### Task to complete
How many lines in these entries contain the string "label"? Reply with the number alone.

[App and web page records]
════════════════
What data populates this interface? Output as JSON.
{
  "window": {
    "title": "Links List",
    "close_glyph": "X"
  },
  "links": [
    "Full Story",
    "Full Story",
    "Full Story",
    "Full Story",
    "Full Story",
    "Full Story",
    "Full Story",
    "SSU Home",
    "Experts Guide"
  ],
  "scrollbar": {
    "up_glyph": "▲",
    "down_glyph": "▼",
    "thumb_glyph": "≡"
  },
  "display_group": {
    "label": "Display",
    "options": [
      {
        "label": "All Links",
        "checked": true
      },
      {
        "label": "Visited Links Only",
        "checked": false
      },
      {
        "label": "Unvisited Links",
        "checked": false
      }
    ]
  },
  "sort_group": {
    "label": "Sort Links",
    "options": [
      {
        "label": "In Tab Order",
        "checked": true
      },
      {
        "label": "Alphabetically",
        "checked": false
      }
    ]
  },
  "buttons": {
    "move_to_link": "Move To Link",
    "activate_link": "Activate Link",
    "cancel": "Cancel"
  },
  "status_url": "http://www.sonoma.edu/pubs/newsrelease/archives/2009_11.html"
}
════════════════
### Your solution
7